**Assigned task**. Would you please write out every record exactly?

(Stored data entries)
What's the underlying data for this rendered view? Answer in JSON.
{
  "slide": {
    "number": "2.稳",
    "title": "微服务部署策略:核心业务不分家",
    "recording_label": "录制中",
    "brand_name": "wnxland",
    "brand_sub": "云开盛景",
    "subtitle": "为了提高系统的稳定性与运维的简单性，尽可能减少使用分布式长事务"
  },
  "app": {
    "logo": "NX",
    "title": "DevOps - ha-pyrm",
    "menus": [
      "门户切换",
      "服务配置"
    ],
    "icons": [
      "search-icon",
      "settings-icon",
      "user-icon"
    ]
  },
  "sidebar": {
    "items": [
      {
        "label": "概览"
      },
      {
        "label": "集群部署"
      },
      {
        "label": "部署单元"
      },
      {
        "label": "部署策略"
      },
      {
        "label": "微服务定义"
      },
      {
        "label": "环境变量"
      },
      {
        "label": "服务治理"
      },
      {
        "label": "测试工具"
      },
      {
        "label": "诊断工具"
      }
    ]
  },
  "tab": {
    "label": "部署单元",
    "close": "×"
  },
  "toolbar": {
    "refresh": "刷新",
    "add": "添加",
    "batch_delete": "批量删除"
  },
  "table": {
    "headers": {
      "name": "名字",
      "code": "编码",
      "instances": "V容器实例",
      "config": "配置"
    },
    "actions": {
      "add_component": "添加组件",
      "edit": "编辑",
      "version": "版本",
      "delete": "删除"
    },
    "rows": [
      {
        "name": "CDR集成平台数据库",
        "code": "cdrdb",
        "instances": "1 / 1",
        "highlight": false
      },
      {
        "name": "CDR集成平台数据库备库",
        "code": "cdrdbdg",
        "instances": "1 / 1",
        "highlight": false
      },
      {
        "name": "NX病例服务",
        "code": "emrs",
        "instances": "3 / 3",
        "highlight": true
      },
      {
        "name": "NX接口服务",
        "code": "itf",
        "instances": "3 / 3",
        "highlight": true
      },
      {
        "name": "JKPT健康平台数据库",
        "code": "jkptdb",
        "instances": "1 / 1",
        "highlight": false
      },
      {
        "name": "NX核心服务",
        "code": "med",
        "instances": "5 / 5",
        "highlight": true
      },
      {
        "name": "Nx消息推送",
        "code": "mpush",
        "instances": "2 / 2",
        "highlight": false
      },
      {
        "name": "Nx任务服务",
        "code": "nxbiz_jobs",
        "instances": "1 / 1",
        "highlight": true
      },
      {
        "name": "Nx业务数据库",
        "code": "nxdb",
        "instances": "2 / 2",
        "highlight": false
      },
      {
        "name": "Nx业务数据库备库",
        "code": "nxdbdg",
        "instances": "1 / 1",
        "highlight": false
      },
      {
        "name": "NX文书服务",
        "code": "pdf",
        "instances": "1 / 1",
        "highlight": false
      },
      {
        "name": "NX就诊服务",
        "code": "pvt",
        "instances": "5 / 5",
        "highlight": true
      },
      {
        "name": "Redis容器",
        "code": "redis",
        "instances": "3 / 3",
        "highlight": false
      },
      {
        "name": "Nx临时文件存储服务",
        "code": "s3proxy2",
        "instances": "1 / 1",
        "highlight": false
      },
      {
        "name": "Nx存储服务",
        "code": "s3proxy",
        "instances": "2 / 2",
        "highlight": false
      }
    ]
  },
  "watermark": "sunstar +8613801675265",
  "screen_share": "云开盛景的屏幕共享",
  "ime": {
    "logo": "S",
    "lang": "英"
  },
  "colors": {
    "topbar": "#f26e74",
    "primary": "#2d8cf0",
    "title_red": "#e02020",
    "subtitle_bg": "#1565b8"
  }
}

**Written answer**.
What's the underlying data for this rendered view? Answer in JSON.
{
  "slide": {
    "number": "2.稳",
    "title": "微服务部署策略:核心业务不分家",
    "recording_label": "录制中",
    "brand_name": "wnxland",
    "brand_sub": "云开盛景",
    "subtitle": "为了提高系统的稳定性与运维的简单性，尽可能减少使用分布式长事务"
  },
  "app": {
    "logo": "NX",
    "title": "DevOps - ha-pyrm",
    "menus": [
      "门户切换",
      "服务配置"
    ],
    "icons": [
      "search-icon",
      "settings-icon",
      "user-icon"
    ]
  },
  "sidebar": {
    "items": [
      {
        "label": "概览"
      },
      {
        "label": "集群部署"
      },
      {
        "label": "部署单元"
      },
      {
        "label": "部署策略"
      },
      {
        "label": "微服务定义"
      },
      {
        "label": "环境变量"
      },
      {
        "label": "服务治理"
      },
      {
        "label": "测试工具"
      },
      {
        "label": "诊断工具"
      }
    ]
  },
  "tab": {
    "label": "部署单元",
    "close": "×"
  },
  "toolbar": {
    "refresh": "刷新",
    "add": "添加",
    "batch_delete": "批量删除"
  },
  "table": {
    "headers": {
      "name": "名字",
      "code": "编码",
      "instances": "V容器实例",
      "config": "配置"
    },
    "actions": {
      "add_component": "添加组件",
      "edit": "编辑",
      "version": "版本",
      "delete": "删除"
    },
    "rows": [
      {
        "name": "CDR集成平台数据库",
        "code": "cdrdb",
        "instances": "1 / 1",
        "highlight": false
      },
      {
        "name": "CDR集成平台数据库备库",
        "code": "cdrdbdg",
        "instances": "1 / 1",
        "highlight": false
      },
      {
        "name": "NX病例服务",
        "code": "emrs",
        "instances": "3 / 3",
        "highlight": true
      },
      {
        "name": "NX接口服务",
        "code": "itf",
        "instances": "3 / 3",
        "highlight": true
      },
      {
        "name": "JKPT健康平台数据库",
        "code": "jkptdb",
        "instances": "1 / 1",
        "highlight": false
      },
      {
        "name": "NX核心服务",
        "code": "med",
        "instances": "5 / 5",
        "highlight": true
      },
      {
        "name": "Nx消息推送",
        "code": "mpush",
        "instances": "2 / 2",
        "highlight": false
      },
      {
        "name": "Nx任务服务",
        "code": "nxbiz_jobs",
        "instances": "1 / 1",
        "highlight": true
      },
      {
        "name": "Nx业务数据库",
        "code": "nxdb",
        "instances": "2 / 2",
        "highlight": false
      },
      {
        "name": "Nx业务数据库备库",
        "code": "nxdbdg",
        "instances": "1 / 1",
        "highlight": false
      },
      {
        "name": "NX文书服务",
        "code": "pdf",
        "instances": "1 / 1",
        "highlight": false
      },
      {
        "name": "NX就诊服务",
        "code": "pvt",
        "instances": "5 / 5",
        "highlight": true
      },
      {
        "name": "Redis容器",
        "code": "redis",
        "instances": "3 / 3",
        "highlight": false
      },
      {
        "name": "Nx临时文件存储服务",
        "code": "s3proxy2",
        "instances": "1 / 1",
        "highlight": false
      },
      {
        "name": "Nx存储服务",
        "code": "s3proxy",
        "instances": "2 / 2",
        "highlight": false
      }
    ]
  },
  "watermark": "sunstar +8613801675265",
  "screen_share": "云开盛景的屏幕共享",
  "ime": {
    "logo": "S",
    "lang": "英"
  },
  "colors": {
    "topbar": "#f26e74",
    "primary": "#2d8cf0",
    "title_red": "#e02020",
    "subtitle_bg": "#1565b8"
  }
}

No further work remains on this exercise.